Because the efficacy of Veltassa and ZS-9 is essentially identical (more on this later), the key difference between ZS-9 and Veltassa is that ZS-9 exchanges sodium for potassium. ZS-9 is not absorbed by the body, so it and the bound potassium are excreted in the feces. Unlike calcium, most ingested sodium is absorbed so the sodium left behind by the drug is simply absorbed by the body.

There is a wealth of information on the topic of sodium in the context of heart failure and renal disease. A small amount of sodium is essential; however the average American consumes several multiples of the maximum daily recommended amount of sodium. Patients with moderate to severe renal disease and heart failure are often unable to tolerate more than just a small amount of daily sodium. Even if tolerated from a symptomatic perspective, increased dietary sodium has been directly associated with long term worsening of cardiorenal disease (heart disease, kidney disease and high blood pressure).

Instead of discussing this in further detail, I have provided links to published resources which will satisfy even the most curious of minds. In summary, sodium is bad for patients with heart failure, kidney disease and hypertension because it worsens their symptoms and leads to more rapid progression of disease.
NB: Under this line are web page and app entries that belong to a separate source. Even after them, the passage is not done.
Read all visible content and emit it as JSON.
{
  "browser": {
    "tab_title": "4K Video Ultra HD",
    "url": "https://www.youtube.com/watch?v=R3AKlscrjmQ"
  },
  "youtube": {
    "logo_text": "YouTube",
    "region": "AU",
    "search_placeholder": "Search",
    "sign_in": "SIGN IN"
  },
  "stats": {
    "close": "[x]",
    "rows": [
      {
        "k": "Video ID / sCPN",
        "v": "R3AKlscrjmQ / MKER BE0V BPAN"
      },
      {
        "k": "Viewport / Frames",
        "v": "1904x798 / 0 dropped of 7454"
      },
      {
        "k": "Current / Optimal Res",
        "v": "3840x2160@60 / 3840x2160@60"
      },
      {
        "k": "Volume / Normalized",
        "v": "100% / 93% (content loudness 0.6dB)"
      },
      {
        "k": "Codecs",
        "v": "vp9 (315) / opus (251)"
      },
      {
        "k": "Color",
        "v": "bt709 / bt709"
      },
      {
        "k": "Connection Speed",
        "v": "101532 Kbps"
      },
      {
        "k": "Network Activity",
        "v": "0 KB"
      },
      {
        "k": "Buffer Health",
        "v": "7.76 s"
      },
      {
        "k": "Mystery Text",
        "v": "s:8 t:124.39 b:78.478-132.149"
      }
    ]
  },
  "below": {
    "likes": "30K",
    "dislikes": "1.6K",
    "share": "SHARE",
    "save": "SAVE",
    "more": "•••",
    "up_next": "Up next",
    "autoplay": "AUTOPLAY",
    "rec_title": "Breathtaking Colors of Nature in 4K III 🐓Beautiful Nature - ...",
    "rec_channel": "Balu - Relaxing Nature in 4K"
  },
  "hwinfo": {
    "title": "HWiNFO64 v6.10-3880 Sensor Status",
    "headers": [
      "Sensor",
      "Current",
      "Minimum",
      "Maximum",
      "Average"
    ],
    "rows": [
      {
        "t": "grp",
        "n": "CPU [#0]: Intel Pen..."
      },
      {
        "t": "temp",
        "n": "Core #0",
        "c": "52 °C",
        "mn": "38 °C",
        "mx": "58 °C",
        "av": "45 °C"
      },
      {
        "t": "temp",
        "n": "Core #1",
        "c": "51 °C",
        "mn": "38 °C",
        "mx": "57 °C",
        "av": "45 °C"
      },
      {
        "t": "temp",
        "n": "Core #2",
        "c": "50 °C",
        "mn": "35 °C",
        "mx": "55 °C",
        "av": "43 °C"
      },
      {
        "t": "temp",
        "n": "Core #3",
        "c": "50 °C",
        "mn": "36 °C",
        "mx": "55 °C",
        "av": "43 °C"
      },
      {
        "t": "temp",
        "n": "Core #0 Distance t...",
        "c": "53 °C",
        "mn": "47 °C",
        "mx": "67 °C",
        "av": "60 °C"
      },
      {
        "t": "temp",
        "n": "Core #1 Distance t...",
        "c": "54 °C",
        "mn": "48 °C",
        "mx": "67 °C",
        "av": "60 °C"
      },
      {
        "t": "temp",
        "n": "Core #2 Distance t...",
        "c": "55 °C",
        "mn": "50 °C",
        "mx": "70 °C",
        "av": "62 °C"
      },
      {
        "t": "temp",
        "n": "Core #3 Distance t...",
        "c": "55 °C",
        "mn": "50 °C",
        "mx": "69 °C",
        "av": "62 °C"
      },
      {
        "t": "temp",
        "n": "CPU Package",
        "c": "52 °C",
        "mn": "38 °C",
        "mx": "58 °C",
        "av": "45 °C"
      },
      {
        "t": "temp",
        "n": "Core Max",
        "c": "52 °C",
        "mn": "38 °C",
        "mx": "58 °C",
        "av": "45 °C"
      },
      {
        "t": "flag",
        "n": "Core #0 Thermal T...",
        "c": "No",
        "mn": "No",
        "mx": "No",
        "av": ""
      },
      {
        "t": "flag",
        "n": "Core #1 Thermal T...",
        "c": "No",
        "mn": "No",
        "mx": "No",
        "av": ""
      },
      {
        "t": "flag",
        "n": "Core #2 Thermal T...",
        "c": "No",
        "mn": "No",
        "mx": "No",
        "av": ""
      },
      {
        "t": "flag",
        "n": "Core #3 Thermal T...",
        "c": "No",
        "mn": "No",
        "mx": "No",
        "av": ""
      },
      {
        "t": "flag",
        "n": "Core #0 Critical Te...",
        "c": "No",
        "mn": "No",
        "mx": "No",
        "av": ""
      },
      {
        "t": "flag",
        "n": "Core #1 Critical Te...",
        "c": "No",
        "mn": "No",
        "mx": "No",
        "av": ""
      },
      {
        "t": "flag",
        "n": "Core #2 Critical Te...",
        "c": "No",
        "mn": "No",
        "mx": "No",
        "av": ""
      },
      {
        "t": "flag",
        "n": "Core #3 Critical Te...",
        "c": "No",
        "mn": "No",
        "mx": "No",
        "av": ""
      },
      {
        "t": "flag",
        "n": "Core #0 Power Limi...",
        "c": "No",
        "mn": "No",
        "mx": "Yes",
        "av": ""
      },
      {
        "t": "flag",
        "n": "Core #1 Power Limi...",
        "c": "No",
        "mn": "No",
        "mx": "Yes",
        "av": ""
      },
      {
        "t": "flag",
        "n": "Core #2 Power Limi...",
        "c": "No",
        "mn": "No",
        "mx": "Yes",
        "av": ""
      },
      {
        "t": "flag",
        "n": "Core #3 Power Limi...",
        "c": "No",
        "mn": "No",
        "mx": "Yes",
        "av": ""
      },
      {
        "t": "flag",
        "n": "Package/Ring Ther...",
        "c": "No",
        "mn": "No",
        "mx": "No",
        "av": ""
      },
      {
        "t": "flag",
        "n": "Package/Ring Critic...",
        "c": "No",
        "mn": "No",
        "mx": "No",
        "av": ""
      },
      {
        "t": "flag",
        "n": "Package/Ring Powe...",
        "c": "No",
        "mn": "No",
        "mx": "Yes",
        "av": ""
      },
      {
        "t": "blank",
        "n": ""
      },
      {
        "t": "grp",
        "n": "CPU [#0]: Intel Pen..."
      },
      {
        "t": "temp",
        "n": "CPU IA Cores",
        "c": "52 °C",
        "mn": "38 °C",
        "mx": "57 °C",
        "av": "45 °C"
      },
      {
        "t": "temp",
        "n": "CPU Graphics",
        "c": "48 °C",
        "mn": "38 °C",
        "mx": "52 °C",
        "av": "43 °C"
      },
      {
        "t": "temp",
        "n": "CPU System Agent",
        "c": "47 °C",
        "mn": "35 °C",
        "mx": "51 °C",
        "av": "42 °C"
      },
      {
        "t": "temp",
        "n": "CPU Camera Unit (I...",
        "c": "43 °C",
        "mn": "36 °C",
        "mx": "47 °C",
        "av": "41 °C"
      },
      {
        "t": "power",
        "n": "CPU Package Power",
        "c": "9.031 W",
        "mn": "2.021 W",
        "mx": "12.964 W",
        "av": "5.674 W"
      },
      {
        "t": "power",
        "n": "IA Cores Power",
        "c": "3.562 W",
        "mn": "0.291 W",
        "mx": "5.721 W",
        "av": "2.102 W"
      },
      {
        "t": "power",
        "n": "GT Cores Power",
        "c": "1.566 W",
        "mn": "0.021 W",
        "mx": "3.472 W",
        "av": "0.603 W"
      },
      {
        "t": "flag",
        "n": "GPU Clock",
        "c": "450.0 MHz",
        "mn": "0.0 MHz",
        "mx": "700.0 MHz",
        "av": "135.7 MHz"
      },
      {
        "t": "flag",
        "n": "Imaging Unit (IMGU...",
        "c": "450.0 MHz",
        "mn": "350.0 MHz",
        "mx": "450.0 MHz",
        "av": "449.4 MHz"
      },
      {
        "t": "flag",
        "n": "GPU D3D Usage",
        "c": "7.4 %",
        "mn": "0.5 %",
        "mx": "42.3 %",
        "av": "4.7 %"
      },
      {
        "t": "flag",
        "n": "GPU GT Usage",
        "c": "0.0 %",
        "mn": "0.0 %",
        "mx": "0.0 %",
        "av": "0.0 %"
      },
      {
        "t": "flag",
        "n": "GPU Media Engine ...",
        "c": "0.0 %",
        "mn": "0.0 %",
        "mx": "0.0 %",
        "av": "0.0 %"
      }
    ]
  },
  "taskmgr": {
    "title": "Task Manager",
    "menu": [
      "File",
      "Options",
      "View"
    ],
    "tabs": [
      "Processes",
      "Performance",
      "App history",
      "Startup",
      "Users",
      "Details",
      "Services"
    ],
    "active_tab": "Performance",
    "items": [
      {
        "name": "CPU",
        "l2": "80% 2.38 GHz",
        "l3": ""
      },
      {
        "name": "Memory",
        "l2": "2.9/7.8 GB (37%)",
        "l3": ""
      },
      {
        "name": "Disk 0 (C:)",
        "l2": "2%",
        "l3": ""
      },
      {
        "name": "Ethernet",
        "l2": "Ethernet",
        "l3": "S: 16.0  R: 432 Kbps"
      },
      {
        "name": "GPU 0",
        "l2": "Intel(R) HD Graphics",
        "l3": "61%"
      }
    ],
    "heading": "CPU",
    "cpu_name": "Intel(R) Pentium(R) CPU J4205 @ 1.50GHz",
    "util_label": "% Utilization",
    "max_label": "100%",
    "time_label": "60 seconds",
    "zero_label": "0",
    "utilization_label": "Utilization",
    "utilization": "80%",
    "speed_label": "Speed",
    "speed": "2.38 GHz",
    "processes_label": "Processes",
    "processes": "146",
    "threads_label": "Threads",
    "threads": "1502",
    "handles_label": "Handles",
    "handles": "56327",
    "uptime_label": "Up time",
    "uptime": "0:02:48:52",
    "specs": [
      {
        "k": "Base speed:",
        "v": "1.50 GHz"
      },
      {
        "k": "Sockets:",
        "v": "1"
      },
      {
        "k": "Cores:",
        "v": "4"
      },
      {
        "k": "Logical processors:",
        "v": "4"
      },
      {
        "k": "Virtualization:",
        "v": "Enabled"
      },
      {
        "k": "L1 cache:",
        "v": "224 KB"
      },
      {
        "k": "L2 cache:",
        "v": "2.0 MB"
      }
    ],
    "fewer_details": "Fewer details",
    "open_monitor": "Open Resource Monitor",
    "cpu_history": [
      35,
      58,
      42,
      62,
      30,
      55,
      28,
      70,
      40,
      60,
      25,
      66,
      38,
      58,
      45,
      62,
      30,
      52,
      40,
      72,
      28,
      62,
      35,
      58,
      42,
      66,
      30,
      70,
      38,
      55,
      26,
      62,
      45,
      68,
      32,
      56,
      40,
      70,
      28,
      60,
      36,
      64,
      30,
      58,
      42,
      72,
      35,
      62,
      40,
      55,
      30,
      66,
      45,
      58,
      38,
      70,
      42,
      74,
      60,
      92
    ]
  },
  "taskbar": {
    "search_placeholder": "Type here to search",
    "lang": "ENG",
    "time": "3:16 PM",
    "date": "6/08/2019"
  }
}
The FDA is aware of the relationship between increased sodium and worsening of renal disease, heart failure and hypertension. There are innumerable medications that, by some mechanism or another, increase net sodium uptake. These medications have FDA labels which include warnings against their use in renal disease, heart failure and hypertension. Below are some examples of drugs paired with directly quoted FDA warnings from their respective labels. It is very important to recognize that these FDA approved medications were not specifically designed to treat the heart failure and kidney disease population, so it makes sense that the FDA would include warnings to providers in case the drug were to be prescribed to those with renal or heart disease.


Warning: "Average or large doses of hydrocortisone or cortisone can cause elevation of blood pressure, salt and water retention, and increased excretion of potassium...